Greetings from ФармМедОбращение, Annual Russian Conference on State Regulation on Pharmaceuticals and Medical Devices, 2016 in Moscow. This has been a very interesting and insightful event with a number of excellent presentations. The Russian pharmaceutical regulators, as well as representatives of Russian pharmaceutical manufacturers and distributors clearly take a very professional attitude to improving and safeguarding the quality and integrity of the pharmaceutical manufacturing and distribution chain as a whole. It is, thus, time to give an update to my reporting on the developments of Russian pharmaceutical regulations.
Harmonization of regulations
The topics of the discussions have ranged from introduction of GxP to developments in serialization regulation and supervising the circulation of pharmaceuticals. The representatives of WHO and EFPIA discussed Good Regulatory Practices and GxP regulations around the world. The Russian regulators are keeping an eye on the developments in other markets, e.g., Brazil, EU and USA to create a working and well-designed system themselves.
Some differences in the style of regulation are problematic: there is a good reason that the regulations have defined some issues as recommendations and some others as requirements. An example was a requirements (elsewhere recommendations) on the lateral air flow in clean rooms. Even though this may be a cultural issue, defining recommendations as requirements may cause unnecessary problems in the production units.
Anti-counterfeiting measures, serialization
A few clarifications: Data Matrix is to be used for the machine-readable serialization. This was made clear in many presentations, especially by the government officials. The use of RFID for serialization has clearly been rejected for now.
Aggregation is also clearly on the table, to enable track & trace. Tamper evidence, while not often discussed in the news nor in the presentations, is also definitely going to be part of the legislation – for obvious reasons. Mikhail Murashko, Head of the Federal Service for Surveillance in Healthcare, said in the questions & answers part of a session: tamper-evidence will not be in the pilot projects during 2017 but will in the final legislation starting from 2018. There is still discussion if tamper evidence is going to be required for cheap products and if so, where is the threshold price.

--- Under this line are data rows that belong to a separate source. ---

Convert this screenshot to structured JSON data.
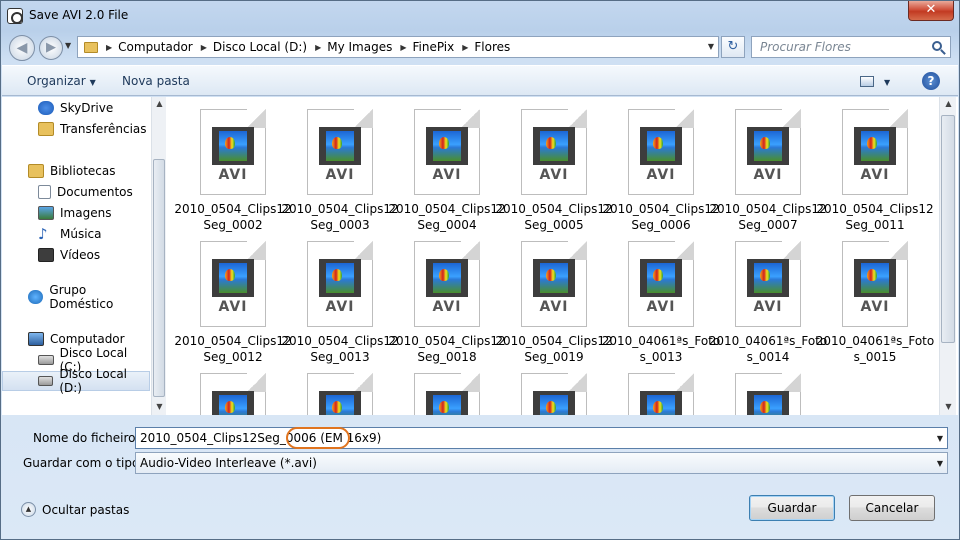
{
  "window": {
    "title": "Save AVI 2.0 File",
    "close_label": "✕"
  },
  "address": {
    "crumbs": [
      "Computador",
      "Disco Local (D:)",
      "My Images",
      "FinePix",
      "Flores"
    ],
    "search_placeholder": "Procurar Flores"
  },
  "toolbar": {
    "organize_label": "Organizar",
    "new_folder_label": "Nova pasta",
    "help_label": "?"
  },
  "sidebar": {
    "items": [
      {
        "label": "SkyDrive",
        "icon": "cloud-icon"
      },
      {
        "label": "Transferências",
        "icon": "downloads-folder-icon"
      },
      {
        "label": "Bibliotecas",
        "icon": "libraries-icon"
      },
      {
        "label": "Documentos",
        "icon": "documents-icon"
      },
      {
        "label": "Imagens",
        "icon": "pictures-icon"
      },
      {
        "label": "Música",
        "icon": "music-icon"
      },
      {
        "label": "Vídeos",
        "icon": "videos-icon"
      },
      {
        "label": "Grupo Doméstico",
        "icon": "homegroup-icon"
      },
      {
        "label": "Computador",
        "icon": "computer-icon"
      },
      {
        "label": "Disco Local (C:)",
        "icon": "drive-c-icon"
      },
      {
        "label": "Disco Local (D:)",
        "icon": "drive-d-icon",
        "selected": true
      }
    ]
  },
  "files": {
    "type_badge": "AVI",
    "items": [
      "2010_0504_Clips12Seg_0002",
      "2010_0504_Clips12Seg_0003",
      "2010_0504_Clips12Seg_0004",
      "2010_0504_Clips12Seg_0005",
      "2010_0504_Clips12Seg_0006",
      "2010_0504_Clips12Seg_0007",
      "2010_0504_Clips12Seg_0011",
      "2010_0504_Clips12Seg_0012",
      "2010_0504_Clips12Seg_0013",
      "2010_0504_Clips12Seg_0018",
      "2010_0504_Clips12Seg_0019",
      "2010_04061ªs_Fotos_0013",
      "2010_04061ªs_Fotos_0014",
      "2010_04061ªs_Fotos_0015"
    ],
    "partial_row_count": 6
  },
  "form": {
    "filename_label": "Nome do ficheiro:",
    "filename_value": "2010_0504_Clips12Seg_0006 (EM 16x9)",
    "type_label": "Guardar com o tipo:",
    "type_value": "Audio-Video Interleave (*.avi)"
  },
  "footer": {
    "hide_folders_label": "Ocultar pastas",
    "save_label": "Guardar",
    "cancel_label": "Cancelar"
  },
  "colors": {
    "highlight_ring": "#e0741f",
    "selected_item": "#d4e1f1"
  }
}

The pilot is starting with 16 companies (one up from last news), 30 products. Mobile application for consumers was presented by Murashko, with information not only on manufacture but also on the path of the medicine package through the logistics chain. If that sounds like sci-fi to you, better check how you can track your next web shop purchase. This is something that EU and USA could also do, eTACT by EDQM did already include the idea.
An interesting usability issue was pointed out for the serialization pilot: should the aggregated barcode be marked with a pictogram to point out the meaning, so that the code would not be confused with other codes. Another usability issue raised was the change of format of the expiry date: customers in many market areas are used to date format MM/YYYY, thus having no value for day (meaning the end of month). When moving to new standards with DD/MM/YY type of notification on the Human Readable Information, it has to be communicated to the patients.

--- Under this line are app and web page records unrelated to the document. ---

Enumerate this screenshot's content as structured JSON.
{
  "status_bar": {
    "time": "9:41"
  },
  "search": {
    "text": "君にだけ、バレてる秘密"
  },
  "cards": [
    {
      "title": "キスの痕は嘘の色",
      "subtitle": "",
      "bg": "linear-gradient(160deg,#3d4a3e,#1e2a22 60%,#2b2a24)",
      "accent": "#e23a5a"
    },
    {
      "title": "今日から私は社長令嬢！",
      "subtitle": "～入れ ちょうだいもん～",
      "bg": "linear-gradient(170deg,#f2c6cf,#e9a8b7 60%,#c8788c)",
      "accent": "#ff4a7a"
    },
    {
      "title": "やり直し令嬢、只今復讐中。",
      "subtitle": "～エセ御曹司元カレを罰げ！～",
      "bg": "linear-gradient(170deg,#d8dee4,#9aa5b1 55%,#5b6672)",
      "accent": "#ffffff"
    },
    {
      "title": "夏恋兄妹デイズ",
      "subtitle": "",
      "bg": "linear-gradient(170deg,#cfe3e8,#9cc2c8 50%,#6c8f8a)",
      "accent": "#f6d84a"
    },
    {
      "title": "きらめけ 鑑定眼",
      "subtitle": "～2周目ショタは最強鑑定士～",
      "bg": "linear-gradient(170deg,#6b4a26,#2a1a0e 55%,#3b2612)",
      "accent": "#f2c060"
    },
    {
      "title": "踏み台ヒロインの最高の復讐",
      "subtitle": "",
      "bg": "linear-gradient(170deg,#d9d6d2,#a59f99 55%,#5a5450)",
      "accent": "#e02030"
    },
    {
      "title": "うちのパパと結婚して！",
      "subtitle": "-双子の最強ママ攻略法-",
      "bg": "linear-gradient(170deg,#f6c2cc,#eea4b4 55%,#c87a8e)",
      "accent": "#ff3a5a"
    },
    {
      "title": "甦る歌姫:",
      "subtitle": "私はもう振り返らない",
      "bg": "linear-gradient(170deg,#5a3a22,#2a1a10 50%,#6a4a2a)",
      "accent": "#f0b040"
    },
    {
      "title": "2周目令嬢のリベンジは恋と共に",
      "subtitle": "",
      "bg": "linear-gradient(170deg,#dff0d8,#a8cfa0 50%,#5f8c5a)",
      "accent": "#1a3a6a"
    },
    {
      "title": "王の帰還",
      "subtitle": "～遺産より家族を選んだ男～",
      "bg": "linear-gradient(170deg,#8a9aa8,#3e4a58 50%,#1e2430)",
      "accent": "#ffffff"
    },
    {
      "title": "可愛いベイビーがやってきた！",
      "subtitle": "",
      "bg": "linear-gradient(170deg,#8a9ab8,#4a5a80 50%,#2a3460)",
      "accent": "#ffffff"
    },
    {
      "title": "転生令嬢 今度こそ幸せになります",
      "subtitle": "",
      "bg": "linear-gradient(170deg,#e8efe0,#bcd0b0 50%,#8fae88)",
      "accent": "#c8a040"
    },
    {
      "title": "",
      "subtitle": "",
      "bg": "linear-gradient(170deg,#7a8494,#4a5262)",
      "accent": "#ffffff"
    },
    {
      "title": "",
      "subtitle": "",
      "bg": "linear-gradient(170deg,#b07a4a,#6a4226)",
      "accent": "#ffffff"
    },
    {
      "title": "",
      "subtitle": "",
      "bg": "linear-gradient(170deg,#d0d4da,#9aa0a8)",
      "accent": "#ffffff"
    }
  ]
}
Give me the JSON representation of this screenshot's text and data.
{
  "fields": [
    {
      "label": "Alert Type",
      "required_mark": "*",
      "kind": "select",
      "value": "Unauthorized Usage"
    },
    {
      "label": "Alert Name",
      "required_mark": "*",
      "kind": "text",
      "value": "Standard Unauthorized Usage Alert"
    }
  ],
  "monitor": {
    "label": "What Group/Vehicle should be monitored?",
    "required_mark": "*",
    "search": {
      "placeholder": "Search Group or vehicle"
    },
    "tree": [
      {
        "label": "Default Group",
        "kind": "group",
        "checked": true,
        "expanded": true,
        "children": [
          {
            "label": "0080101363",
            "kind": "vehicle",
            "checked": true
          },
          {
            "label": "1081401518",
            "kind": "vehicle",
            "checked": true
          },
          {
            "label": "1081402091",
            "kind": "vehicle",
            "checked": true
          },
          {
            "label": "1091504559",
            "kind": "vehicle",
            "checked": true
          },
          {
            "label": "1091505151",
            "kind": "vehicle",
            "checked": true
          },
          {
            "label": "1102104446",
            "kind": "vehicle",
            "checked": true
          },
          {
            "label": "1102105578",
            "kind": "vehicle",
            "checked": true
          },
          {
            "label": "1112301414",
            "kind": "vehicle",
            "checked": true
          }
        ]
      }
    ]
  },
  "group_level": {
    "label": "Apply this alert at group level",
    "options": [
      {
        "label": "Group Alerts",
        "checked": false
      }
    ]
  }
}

Risks in implementation
The federal officials were seriously concerned on pharmaceutical manufacturers delaying serialization and GxP projects until the deadlines are too close. As they said, it is normal human behavior to postpone cumbersome projects, but the projects need time to be executed. These are not simple production line upgrades, but information systems need an upgrade, too, and this all needs to be interconnected. The issue of machinery delivery times was also raised. Also the risks of unexpected delays and other project execution risks were discussed.
We at Servicepoint Oy are able to both plan and implement serialization and other automation upgrade projects on your production and packaging lines. Give us a call and we’ll see how we can help you.
Iiro Jantunen, D.Sc.
Chief Technology Officer
+358 44 7868 215